Problem details: One figure is the whole answer: the number of lines below that contain the word "glyph".

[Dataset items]
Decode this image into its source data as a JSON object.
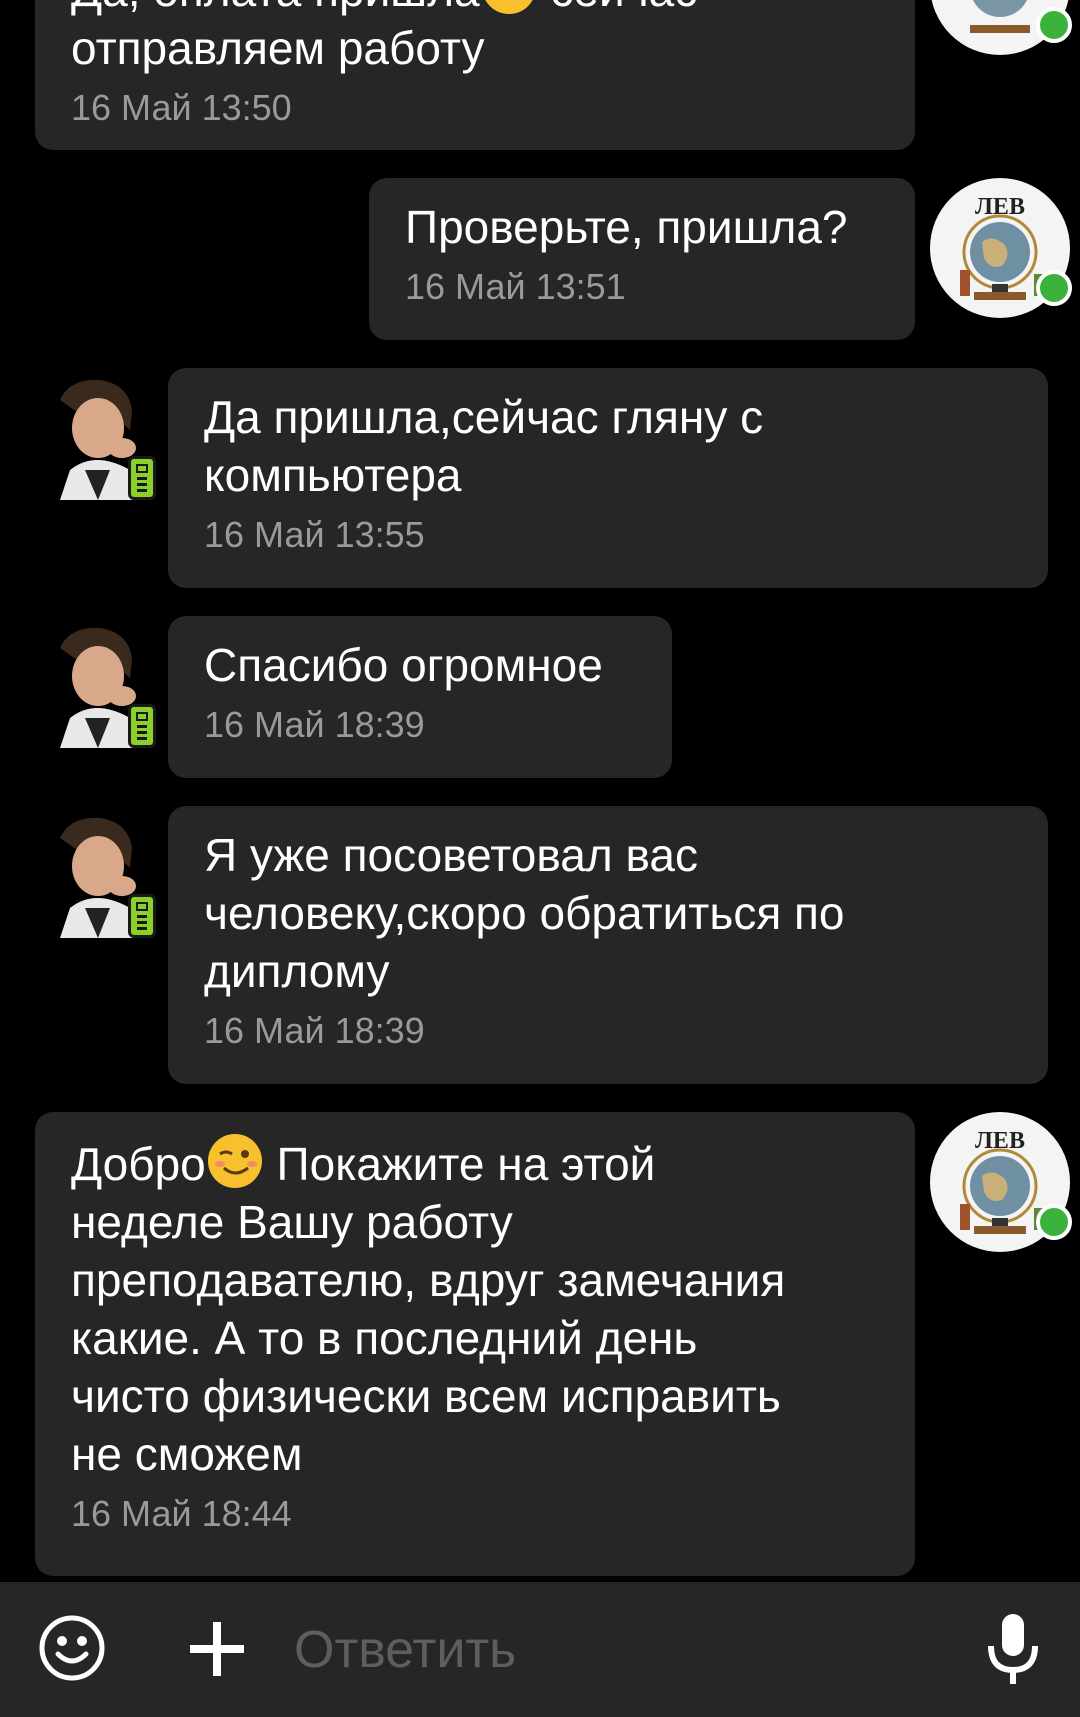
{
  "messages": [
    {
      "sender": "school",
      "text": "Да, оплата пришла",
      "text_tail": " сейчас",
      "text2": "отправляем работу",
      "time": "16 Май 13:50"
    },
    {
      "sender": "school",
      "text": "Проверьте, пришла?",
      "time": "16 Май 13:51"
    },
    {
      "sender": "user",
      "text": "Да пришла,сейчас гляну с\nкомпьютера",
      "time": "16 Май 13:55"
    },
    {
      "sender": "user",
      "text": "Спасибо огромное",
      "time": "16 Май 18:39"
    },
    {
      "sender": "user",
      "text": "Я уже посоветовал вас\nчеловеку,скоро обратиться по\nдиплому",
      "time": "16 Май 18:39"
    },
    {
      "sender": "school",
      "text_before_emoji": "Добро",
      "text_after_emoji": " Покажите на этой",
      "text_rest": "неделе Вашу работу\nпреподавателю, вдруг замечания\nкакие. А то в последний день\nчисто физически всем исправить\nне сможем",
      "time": "16 Май 18:44"
    }
  ],
  "avatar_label": "ЛЕВ",
  "compose": {
    "placeholder": "Ответить",
    "emoji_icon": "smiley-icon",
    "attach_icon": "plus-icon",
    "mic_icon": "microphone-icon"
  },
  "colors": {
    "background": "#000000",
    "bubble": "#262626",
    "timestamp": "#9a9a9a",
    "online": "#3bb23b",
    "placeholder": "#5e5e5e"
  }
}
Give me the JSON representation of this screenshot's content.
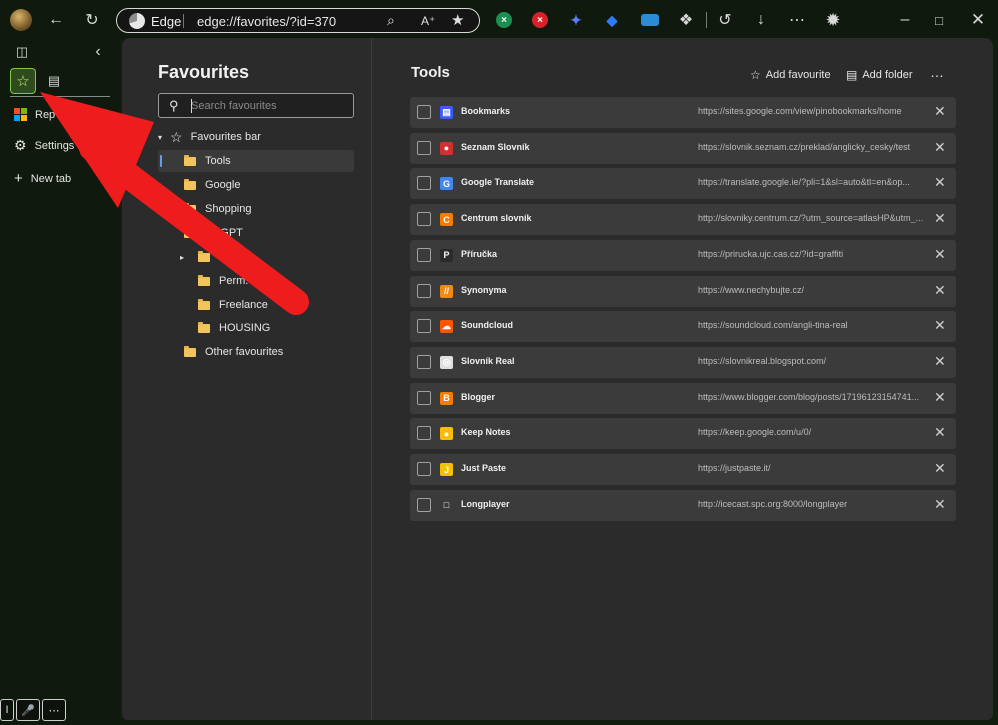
{
  "browser": {
    "brand": "Edge",
    "url": "edge://favorites/?id=370",
    "icons": [
      "profile-avatar",
      "back-icon",
      "refresh-icon",
      "zoom-icon",
      "read-aloud-icon",
      "favorite-star-icon"
    ],
    "extensions": [
      "excel-ext-icon",
      "block-ext-icon",
      "pin-ext-icon",
      "gem-ext-icon",
      "card-ext-icon",
      "puzzle-icon",
      "history-icon",
      "download-icon",
      "more-icon",
      "copilot-icon"
    ],
    "window_controls": [
      "minimize-icon",
      "maximize-icon",
      "close-icon"
    ]
  },
  "vertical_tabs": {
    "items": [
      {
        "label": "Rep",
        "icon": "microsoft-icon"
      },
      {
        "label": "Settings",
        "icon": "gear-icon"
      },
      {
        "label": "New tab",
        "icon": "plus-icon"
      }
    ]
  },
  "favourites": {
    "title": "Favourites",
    "search_placeholder": "Search favourites",
    "tree": [
      {
        "label": "Favourites bar",
        "level": 0
      },
      {
        "label": "Tools",
        "level": 1,
        "selected": true
      },
      {
        "label": "Google",
        "level": 1
      },
      {
        "label": "Shopping",
        "level": 1
      },
      {
        "label": "hatGPT",
        "level": 1
      },
      {
        "label": "Fol",
        "level": 1,
        "collapsed": true
      },
      {
        "label": "Perm. BM",
        "level": 1
      },
      {
        "label": "Freelance",
        "level": 1
      },
      {
        "label": "HOUSING",
        "level": 1
      },
      {
        "label": "Other favourites",
        "level": 0
      }
    ]
  },
  "list": {
    "title": "Tools",
    "add_favourite": "Add favourite",
    "add_folder": "Add folder",
    "more": "…",
    "items": [
      {
        "name": "Bookmarks",
        "url": "https://sites.google.com/view/pinobookmarks/home",
        "favicon_color": "#3d5afe",
        "glyph": "▤"
      },
      {
        "name": "Seznam Slovník",
        "url": "https://slovnik.seznam.cz/preklad/anglicky_cesky/test",
        "favicon_color": "#d32f2f",
        "glyph": "●"
      },
      {
        "name": "Google Translate",
        "url": "https://translate.google.ie/?pli=1&sl=auto&tl=en&op...",
        "favicon_color": "#4285f4",
        "glyph": "G"
      },
      {
        "name": "Centrum slovník",
        "url": "http://slovniky.centrum.cz/?utm_source=atlasHP&utm_...",
        "favicon_color": "#f57c00",
        "glyph": "C"
      },
      {
        "name": "Příručka",
        "url": "https://prirucka.ujc.cas.cz/?id=graffiti",
        "favicon_color": "#2b2b2b",
        "glyph": "P"
      },
      {
        "name": "Synonyma",
        "url": "https://www.nechybujte.cz/",
        "favicon_color": "#ef8a17",
        "glyph": "//"
      },
      {
        "name": "Soundcloud",
        "url": "https://soundcloud.com/angli-tina-real",
        "favicon_color": "#ff5500",
        "glyph": "☁"
      },
      {
        "name": "Slovník Real",
        "url": "https://slovnikreal.blogspot.com/",
        "favicon_color": "#e0e0e0",
        "glyph": "◎"
      },
      {
        "name": "Blogger",
        "url": "https://www.blogger.com/blog/posts/17196123154741...",
        "favicon_color": "#f57d00",
        "glyph": "B"
      },
      {
        "name": "Keep Notes",
        "url": "https://keep.google.com/u/0/",
        "favicon_color": "#fbbc04",
        "glyph": "●"
      },
      {
        "name": "Just Paste",
        "url": "https://justpaste.it/",
        "favicon_color": "#f2c200",
        "glyph": "J"
      },
      {
        "name": "Longplayer",
        "url": "http://icecast.spc.org:8000/longplayer",
        "favicon_color": "#3b3b3b",
        "glyph": "□"
      }
    ]
  },
  "annotation": {
    "arrow_color": "#ee1c1c"
  }
}
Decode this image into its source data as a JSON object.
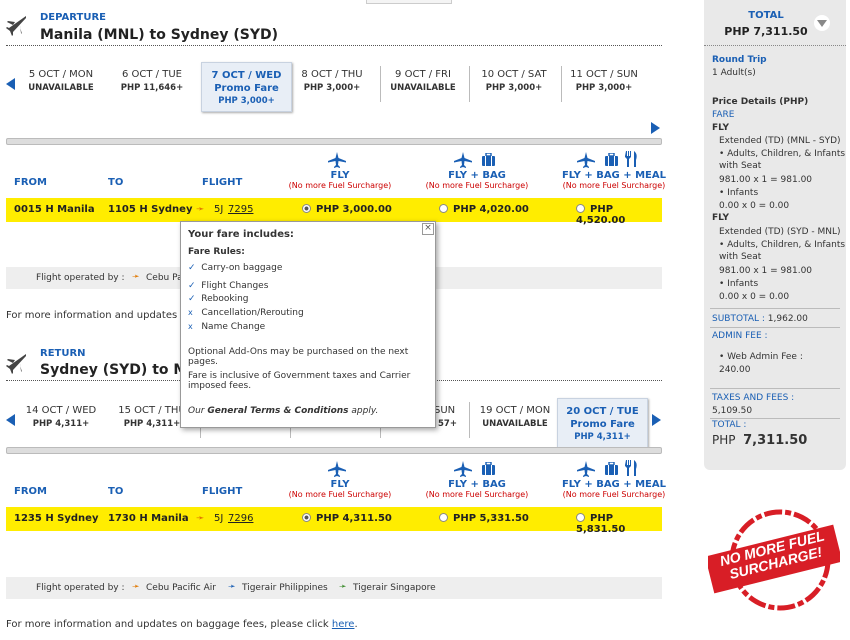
{
  "departure": {
    "label": "DEPARTURE",
    "title": "Manila (MNL) to Sydney (SYD)",
    "dates": [
      {
        "date": "5 OCT / MON",
        "price": "UNAVAILABLE"
      },
      {
        "date": "6 OCT / TUE",
        "price": "PHP 11,646+"
      },
      {
        "date": "7 OCT / WED",
        "promo": "Promo Fare",
        "price": "PHP 3,000+"
      },
      {
        "date": "8 OCT / THU",
        "price": "PHP 3,000+"
      },
      {
        "date": "9 OCT / FRI",
        "price": "UNAVAILABLE"
      },
      {
        "date": "10 OCT / SAT",
        "price": "PHP 3,000+"
      },
      {
        "date": "11 OCT / SUN",
        "price": "PHP 3,000+"
      }
    ],
    "flight": {
      "from": "0015 H  Manila",
      "to": "1105 H  Sydney",
      "code": "5J",
      "number": "7295",
      "fares": [
        "PHP 3,000.00",
        "PHP 4,020.00",
        "PHP 4,520.00"
      ]
    }
  },
  "columns": {
    "from": "FROM",
    "to": "TO",
    "flight": "FLIGHT",
    "fly": "FLY",
    "fly_bag": "FLY + BAG",
    "fly_bag_meal": "FLY + BAG + MEAL",
    "surcharge": "(No more Fuel Surcharge)"
  },
  "operated": {
    "label": "Flight operated by :",
    "carriers": [
      "Cebu Pacific Air",
      "Tigerair Philippines",
      "Tigerair Singapore"
    ],
    "short": "Cebu Pa"
  },
  "info": {
    "text": "For more information and updates on baggage fees, please click",
    "link": "here",
    "dot": ".",
    "short": "For more information and updates on"
  },
  "return": {
    "label": "RETURN",
    "title": "Sydney (SYD) to Manila (MNL)",
    "title_short": "Sydney (SYD) to Mar",
    "dates": [
      {
        "date": "14 OCT / WED",
        "price": "PHP 4,311+"
      },
      {
        "date": "15 OCT / THU",
        "price": "PHP 4,311+"
      },
      {
        "date": "SUN",
        "price": "57+"
      },
      {
        "date": "19 OCT / MON",
        "price": "UNAVAILABLE"
      },
      {
        "date": "20 OCT / TUE",
        "promo": "Promo Fare",
        "price": "PHP 4,311+"
      }
    ],
    "flight": {
      "from": "1235 H  Sydney",
      "to": "1730 H  Manila",
      "code": "5J",
      "number": "7296",
      "fares": [
        "PHP 4,311.50",
        "PHP 5,331.50",
        "PHP 5,831.50"
      ]
    }
  },
  "popup": {
    "title": "Your fare includes:",
    "rules_label": "Fare Rules:",
    "included": [
      "Carry-on baggage",
      "Flight Changes",
      "Rebooking"
    ],
    "excluded": [
      "Cancellation/Rerouting",
      "Name Change"
    ],
    "addons": "Optional Add-Ons may be purchased on the next pages.",
    "taxes_line1": "Fare is inclusive of Government taxes and Carrier",
    "taxes_line2": "imposed fees.",
    "terms_pre": "Our",
    "terms_link": "General Terms & Conditions",
    "terms_post": "apply.",
    "close": "×"
  },
  "summary": {
    "total_label": "TOTAL",
    "total": "PHP 7,311.50",
    "trip_type": "Round Trip",
    "pax": "1 Adult(s)",
    "details_label": "Price Details (PHP)",
    "fare_label": "FARE",
    "fly": "FLY",
    "out_title": "Extended (TD) (MNL - SYD)",
    "out_adults1": "• Adults, Children, & Infants",
    "out_adults2": "with Seat",
    "out_calc": "981.00 x 1 = 981.00",
    "infants": "• Infants",
    "infants_calc": "0.00 x 0 = 0.00",
    "ret_title": "Extended (TD) (SYD - MNL)",
    "ret_calc": "981.00 x 1 = 981.00",
    "subtotal_label": "SUBTOTAL :",
    "subtotal": "1,962.00",
    "admin_label": "ADMIN FEE :",
    "admin_item": "• Web Admin Fee :",
    "admin_value": "240.00",
    "taxes_label": "TAXES AND FEES :",
    "taxes": "5,109.50",
    "total2_label": "TOTAL :",
    "total2_cur": "PHP",
    "total2": "7,311.50"
  },
  "stamp": {
    "line1": "NO MORE FUEL",
    "line2": "SURCHARGE!"
  },
  "colors": {
    "accent": "#1a5fb4",
    "highlight": "#ffed00",
    "surcharge": "#cc0000",
    "stamp": "#d81e26"
  }
}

Solution to the exercise: 12